Before that, Perrone had combined his freelance writing with various jobs teaching French, including a stint at Galashiels College Of Further Education in Scotland, a country for which he retained a lifelong love.
While in Scotland, he wrote for local papers and magazines, work he continued for a few years after he had moved to London in 1986 to work for Paul Raymond, for whom he went on to edit Men Only and Club Pour Hommes. His then girlfriend, Doreen, recalled: “We often travelled in to work together. I'd hop on a bus to Oxford Circus, and look out the window as Pierre headed off to his office in Soho, radio cassette player in his pocket, earpiece stuck in his ear, happily twanging his air guitar as he dodged through the traffic.”
Immensely generous of spirit, he was always a workaholic, fitting in his non-Paul Raymond work by staying late at the office before heading to the inevitable gig. In 2007, however, he won a case for unfair dismissal after he had refused to stop using older models or to make the content more explicit.
By then he was well-established as a go-to writer on pop music for The Independent, as well as an obituarist who understood perfectly that obituaries, far from being about death, are a celebration of life. As the Independent's obituaries editor from 2008 I knew I could rely on Pierre to provide pieces written with joie de vivre and an eye for the telling detail. And I can't recall his ever making a mistake.
David Lister, the Independent's arts editor, concurs: “If one of our papers got a detail wrong in a music story, Pierre would contact me at the crack of dawn to let me know, and give me a mass of background on what actually happened in the studio that day in 1964. He somehow had boundless energy even during his long, debilitating illness.
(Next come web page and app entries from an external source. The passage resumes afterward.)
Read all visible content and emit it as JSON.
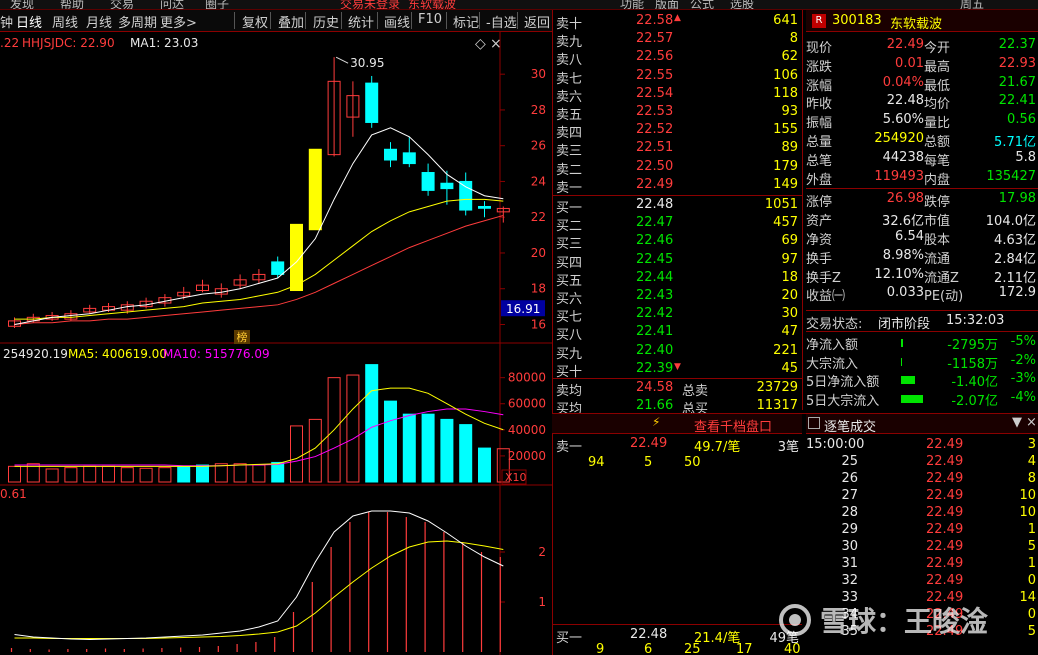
{
  "topbar": {
    "items": [
      "发现",
      "帮助",
      "交易",
      "问达",
      "圈子",
      "交易未登录",
      "东软载波",
      "功能",
      "版面",
      "公式",
      "选股",
      "周五"
    ]
  },
  "toolbar": {
    "items": [
      {
        "label": "钟",
        "active": false
      },
      {
        "label": "日线",
        "active": true
      },
      {
        "label": "周线",
        "active": false
      },
      {
        "label": "月线",
        "active": false
      },
      {
        "label": "多周期",
        "active": false
      },
      {
        "label": "更多>",
        "active": false
      },
      {
        "label": "复权",
        "active": false
      },
      {
        "label": "叠加",
        "active": false
      },
      {
        "label": "历史",
        "active": false
      },
      {
        "label": "统计",
        "active": false
      },
      {
        "label": "画线",
        "active": false
      },
      {
        "label": "F10",
        "active": false
      },
      {
        "label": "标记",
        "active": false
      },
      {
        "label": "-自选",
        "active": false
      },
      {
        "label": "返回",
        "active": false
      }
    ]
  },
  "colors": {
    "up": "#ff3c3c",
    "down": "#00ffff",
    "ma5": "#ffffff",
    "ma10": "#ffff00",
    "ma20": "#ff00ff",
    "ma60": "#ff3c3c",
    "grid": "#8b0000",
    "bg": "#000000"
  },
  "price_legend": {
    "prefix": ".22",
    "hhjsjdc": "HHJSJDC: 22.90",
    "ma1": "MA1: 23.03"
  },
  "price_annotations": {
    "high_label": "30.95",
    "current_price_tag": "16.91",
    "rank_badge": "榜"
  },
  "volume_legend": {
    "vol": "254920.19",
    "ma5": "MA5: 400619.00",
    "ma10": "MA10: 515776.09",
    "multiplier": "X10"
  },
  "macd_legend": {
    "value": "0.61"
  },
  "chart_data": [
    {
      "type": "candlestick",
      "title": "",
      "ylim": [
        15.3,
        31.8
      ],
      "yticks": [
        16.0,
        18.0,
        20.0,
        22.0,
        24.0,
        26.0,
        28.0,
        30.0
      ],
      "candles": [
        [
          15.9,
          16.2,
          16.4,
          15.8
        ],
        [
          16.2,
          16.4,
          16.6,
          16.1
        ],
        [
          16.3,
          16.5,
          16.7,
          16.2
        ],
        [
          16.3,
          16.6,
          16.8,
          16.2
        ],
        [
          16.7,
          16.9,
          17.1,
          16.6
        ],
        [
          16.8,
          17.0,
          17.2,
          16.7
        ],
        [
          16.8,
          17.1,
          17.3,
          16.6
        ],
        [
          17.0,
          17.3,
          17.5,
          16.9
        ],
        [
          17.2,
          17.5,
          17.7,
          17.0
        ],
        [
          17.6,
          17.8,
          18.1,
          17.4
        ],
        [
          17.9,
          18.2,
          18.5,
          17.8
        ],
        [
          17.7,
          18.0,
          18.3,
          17.5
        ],
        [
          18.2,
          18.5,
          18.8,
          18.0
        ],
        [
          18.5,
          18.8,
          19.1,
          18.3
        ],
        [
          19.5,
          18.8,
          19.8,
          18.6
        ],
        [
          17.9,
          21.6,
          21.6,
          17.9
        ],
        [
          21.3,
          25.8,
          25.8,
          21.3
        ],
        [
          25.5,
          29.6,
          30.95,
          25.4
        ],
        [
          27.6,
          28.8,
          29.6,
          26.5
        ],
        [
          29.5,
          27.3,
          29.9,
          27.0
        ],
        [
          25.8,
          25.2,
          26.2,
          24.8
        ],
        [
          25.6,
          25.0,
          26.5,
          24.8
        ],
        [
          24.5,
          23.5,
          25.0,
          23.2
        ],
        [
          23.9,
          23.6,
          24.6,
          22.7
        ],
        [
          24.0,
          22.4,
          24.5,
          22.1
        ],
        [
          22.6,
          22.5,
          22.9,
          22.0
        ],
        [
          22.3,
          22.49,
          22.6,
          21.7
        ]
      ],
      "ma5": [
        16.0,
        16.2,
        16.4,
        16.5,
        16.6,
        16.8,
        17.0,
        17.1,
        17.3,
        17.5,
        17.7,
        17.8,
        18.0,
        18.3,
        18.6,
        19.5,
        20.8,
        23.0,
        25.0,
        26.6,
        27.0,
        26.5,
        25.5,
        24.4,
        23.7,
        23.2,
        23.03
      ],
      "ma10": [
        16.3,
        16.3,
        16.4,
        16.4,
        16.5,
        16.6,
        16.7,
        16.8,
        16.9,
        17.0,
        17.2,
        17.3,
        17.4,
        17.6,
        17.8,
        18.2,
        18.8,
        19.6,
        20.4,
        21.2,
        21.8,
        22.3,
        22.6,
        22.9,
        23.0,
        23.0,
        22.9
      ],
      "ma60": [
        16.0,
        16.1,
        16.1,
        16.2,
        16.2,
        16.3,
        16.3,
        16.4,
        16.5,
        16.6,
        16.7,
        16.8,
        16.9,
        17.0,
        17.1,
        17.4,
        17.8,
        18.3,
        18.8,
        19.3,
        19.8,
        20.3,
        20.7,
        21.1,
        21.5,
        21.8,
        22.1
      ]
    },
    {
      "type": "bar",
      "title": "",
      "ylim": [
        0,
        92000
      ],
      "yticks": [
        20000,
        40000,
        60000,
        80000
      ],
      "values": [
        12000,
        14000,
        10000,
        11000,
        12000,
        12000,
        11000,
        10500,
        11000,
        12000,
        13000,
        14000,
        14000,
        13000,
        15000,
        43000,
        48000,
        80000,
        82000,
        90000,
        62000,
        52000,
        52000,
        48000,
        44000,
        26000,
        25500
      ],
      "up": [
        1,
        1,
        1,
        1,
        1,
        1,
        1,
        1,
        1,
        0,
        0,
        1,
        1,
        1,
        0,
        1,
        1,
        1,
        1,
        0,
        0,
        0,
        0,
        0,
        0,
        0,
        1
      ],
      "ma5": [
        12000,
        12000,
        12000,
        12000,
        12000,
        12000,
        12000,
        12000,
        12000,
        12000,
        12000,
        12500,
        13000,
        13500,
        14000,
        18000,
        26000,
        40000,
        56000,
        70000,
        72000,
        72000,
        68000,
        60000,
        52000,
        45000,
        40062
      ],
      "ma10": [
        13000,
        13000,
        13000,
        13000,
        13000,
        13000,
        13000,
        13000,
        13000,
        12500,
        12500,
        12500,
        13000,
        13000,
        13500,
        16000,
        19500,
        26000,
        33000,
        42000,
        47000,
        51000,
        54000,
        56000,
        56000,
        54000,
        51578
      ]
    },
    {
      "type": "bar",
      "title": "",
      "ylim": [
        0,
        3.0
      ],
      "yticks": [
        1.0,
        2.0
      ],
      "values": [
        0.08,
        0.06,
        0.05,
        0.06,
        0.06,
        0.07,
        0.06,
        0.07,
        0.08,
        0.09,
        0.1,
        0.12,
        0.16,
        0.2,
        0.3,
        0.8,
        1.4,
        2.1,
        2.6,
        2.8,
        2.8,
        2.7,
        2.6,
        2.4,
        2.2,
        2.0,
        1.9
      ],
      "dif": [
        0.35,
        0.3,
        0.28,
        0.26,
        0.25,
        0.26,
        0.27,
        0.28,
        0.3,
        0.32,
        0.34,
        0.38,
        0.42,
        0.5,
        0.62,
        1.1,
        1.8,
        2.4,
        2.72,
        2.82,
        2.82,
        2.78,
        2.62,
        2.38,
        2.12,
        1.9,
        1.72
      ],
      "dea": [
        0.28,
        0.28,
        0.27,
        0.27,
        0.27,
        0.27,
        0.27,
        0.27,
        0.28,
        0.29,
        0.3,
        0.31,
        0.33,
        0.36,
        0.4,
        0.52,
        0.78,
        1.1,
        1.4,
        1.68,
        1.92,
        2.1,
        2.2,
        2.22,
        2.18,
        2.12,
        2.05
      ]
    }
  ],
  "order_book": {
    "asks": [
      {
        "label": "卖十",
        "price": "22.58",
        "vol": "641"
      },
      {
        "label": "卖九",
        "price": "22.57",
        "vol": "8"
      },
      {
        "label": "卖八",
        "price": "22.56",
        "vol": "62"
      },
      {
        "label": "卖七",
        "price": "22.55",
        "vol": "106"
      },
      {
        "label": "卖六",
        "price": "22.54",
        "vol": "118"
      },
      {
        "label": "卖五",
        "price": "22.53",
        "vol": "93"
      },
      {
        "label": "卖四",
        "price": "22.52",
        "vol": "155"
      },
      {
        "label": "卖三",
        "price": "22.51",
        "vol": "89"
      },
      {
        "label": "卖二",
        "price": "22.50",
        "vol": "179"
      },
      {
        "label": "卖一",
        "price": "22.49",
        "vol": "149"
      }
    ],
    "bids": [
      {
        "label": "买一",
        "price": "22.48",
        "vol": "1051"
      },
      {
        "label": "买二",
        "price": "22.47",
        "vol": "457"
      },
      {
        "label": "买三",
        "price": "22.46",
        "vol": "69"
      },
      {
        "label": "买四",
        "price": "22.45",
        "vol": "97"
      },
      {
        "label": "买五",
        "price": "22.44",
        "vol": "18"
      },
      {
        "label": "买六",
        "price": "22.43",
        "vol": "20"
      },
      {
        "label": "买七",
        "price": "22.42",
        "vol": "30"
      },
      {
        "label": "买八",
        "price": "22.41",
        "vol": "47"
      },
      {
        "label": "买九",
        "price": "22.40",
        "vol": "221"
      },
      {
        "label": "买十",
        "price": "22.39",
        "vol": "45"
      }
    ],
    "summary": [
      {
        "l1": "卖均",
        "v1": "24.58",
        "l2": "总卖",
        "v2": "23729"
      },
      {
        "l1": "买均",
        "v1": "21.66",
        "l2": "总买",
        "v2": "11317"
      }
    ]
  },
  "stock_info": {
    "badge": "R",
    "code": "300183",
    "name": "东软载波",
    "rows": [
      {
        "l1": "现价",
        "v1": "22.49",
        "c1": "red",
        "l2": "今开",
        "v2": "22.37",
        "c2": "green"
      },
      {
        "l1": "涨跌",
        "v1": "0.01",
        "c1": "red",
        "l2": "最高",
        "v2": "22.93",
        "c2": "red"
      },
      {
        "l1": "涨幅",
        "v1": "0.04%",
        "c1": "red",
        "l2": "最低",
        "v2": "21.67",
        "c2": "green"
      },
      {
        "l1": "昨收",
        "v1": "22.48",
        "c1": "white",
        "l2": "均价",
        "v2": "22.41",
        "c2": "green"
      },
      {
        "l1": "振幅",
        "v1": "5.60%",
        "c1": "white",
        "l2": "量比",
        "v2": "0.56",
        "c2": "green"
      },
      {
        "l1": "总量",
        "v1": "254920",
        "c1": "yellow",
        "l2": "总额",
        "v2": "5.71亿",
        "c2": "cyan"
      },
      {
        "l1": "总笔",
        "v1": "44238",
        "c1": "white",
        "l2": "每笔",
        "v2": "5.8",
        "c2": "white"
      },
      {
        "l1": "外盘",
        "v1": "119493",
        "c1": "red",
        "l2": "内盘",
        "v2": "135427",
        "c2": "green"
      },
      {
        "l1": "涨停",
        "v1": "26.98",
        "c1": "red",
        "l2": "跌停",
        "v2": "17.98",
        "c2": "green"
      },
      {
        "l1": "资产",
        "v1": "32.6亿",
        "c1": "white",
        "l2": "市值",
        "v2": "104.0亿",
        "c2": "white"
      },
      {
        "l1": "净资",
        "v1": "6.54",
        "c1": "white",
        "l2": "股本",
        "v2": "4.63亿",
        "c2": "white"
      },
      {
        "l1": "换手",
        "v1": "8.98%",
        "c1": "white",
        "l2": "流通",
        "v2": "2.84亿",
        "c2": "white"
      },
      {
        "l1": "换手Z",
        "v1": "12.10%",
        "c1": "white",
        "l2": "流通Z",
        "v2": "2.11亿",
        "c2": "white"
      },
      {
        "l1": "收益㈠",
        "v1": "0.033",
        "c1": "white",
        "l2": "PE(动)",
        "v2": "172.9",
        "c2": "white"
      }
    ],
    "status_label": "交易状态:",
    "status_value": "闭市阶段",
    "status_time": "15:32:03"
  },
  "fund_flow": [
    {
      "label": "净流入额",
      "value": "-2795万",
      "pct": "-5%"
    },
    {
      "label": "大宗流入",
      "value": "-1158万",
      "pct": "-2%"
    },
    {
      "label": "5日净流入额",
      "value": "-1.40亿",
      "pct": "-3%"
    },
    {
      "label": "5日大宗流入",
      "value": "-2.07亿",
      "pct": "-4%"
    }
  ],
  "queue_panel": {
    "link": "查看千档盘口",
    "sell": {
      "label": "卖一",
      "price": "22.49",
      "vol": "49.7/笔",
      "count": "3笔",
      "orders": [
        "94",
        "5",
        "50"
      ]
    },
    "buy": {
      "label": "买一",
      "price": "22.48",
      "vol": "21.4/笔",
      "count": "49笔",
      "orders": [
        "9",
        "6",
        "25",
        "17",
        "40"
      ]
    }
  },
  "ticks": {
    "title": "逐笔成交",
    "rows": [
      {
        "time": "15:00:00",
        "price": "22.49",
        "vol": "3"
      },
      {
        "time": "25",
        "price": "22.49",
        "vol": "4"
      },
      {
        "time": "26",
        "price": "22.49",
        "vol": "8"
      },
      {
        "time": "27",
        "price": "22.49",
        "vol": "10"
      },
      {
        "time": "28",
        "price": "22.49",
        "vol": "10"
      },
      {
        "time": "29",
        "price": "22.49",
        "vol": "1"
      },
      {
        "time": "30",
        "price": "22.49",
        "vol": "5"
      },
      {
        "time": "31",
        "price": "22.49",
        "vol": "1"
      },
      {
        "time": "32",
        "price": "22.49",
        "vol": "0"
      },
      {
        "time": "33",
        "price": "22.49",
        "vol": "14"
      },
      {
        "time": "34",
        "price": "22.49",
        "vol": "0"
      },
      {
        "time": "35",
        "price": "22.49",
        "vol": "5"
      }
    ]
  },
  "watermark": "雪球：王晙淦"
}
So often an email would arrive saying, 'I've got chemo this morning but don't worry, I'll make it to the O2 tonight.'”
Perrone met his long-term partner and eventual second wife, Em, at a Who concert at the Albert Hall. She became his mainstay, providing a one-woman support network, before and after he was diagnosed with cancer in 2014. Together since 2000, they married in intensive care in 2015 in the Brighton hospital where he was being treated before he moved to a hospice along the coast in Hove. Perrone is survived by Em and his younger sister, Mireille.
His friend Mike Scott, of Waterboys fame, has fond memories: “I don't think I ever heard him say a negative word about any artist or piece of music, or any other music journalist. He was always a gentleman, always an enthusiast. And never a mistake, either – he was an excellent teacher, through his articles, of the history and character of popular music.”
I recall with clarity my first encounters with Pierre Perrone. Inevitably it would be backstage in Paris during the late 1980s/early '90s, usually when he had come to interview Simple Minds. Although I don't recall much about those interviews, I do recall how after they had wrapped, and on his recommendation, we would often disappear to some very late-night “hole” to then begin the longest discussions about the thing that made our young lives feel so overwhelmingly exciting. That thing was rock'n'roll.
I guess the thing I connected with most with regards to Pierre – above my admiration for him as a writer – was his ever-present enthusiasm for most things. That continued seemingly even more so throughout these difficult last years, when despite his illness he still made it to gigs, interviews, press conferences, embracing a schedule that the fittest would have baulked at. And yet I struggle to recall him even once express any downbeat sentiment, and certainly no word of self-pity as his treatments brought increasingly disappointing results.
His courage over the last years was genuinely inspirational to me. Pierre will be missed. No doubt about it.
Pierre Perrone, journalist: born Marseille 11 October 1957; married firstly Francine (marriage dissolved), 2015 Emma Irvine; died Hove 28 February 2016.Reuse content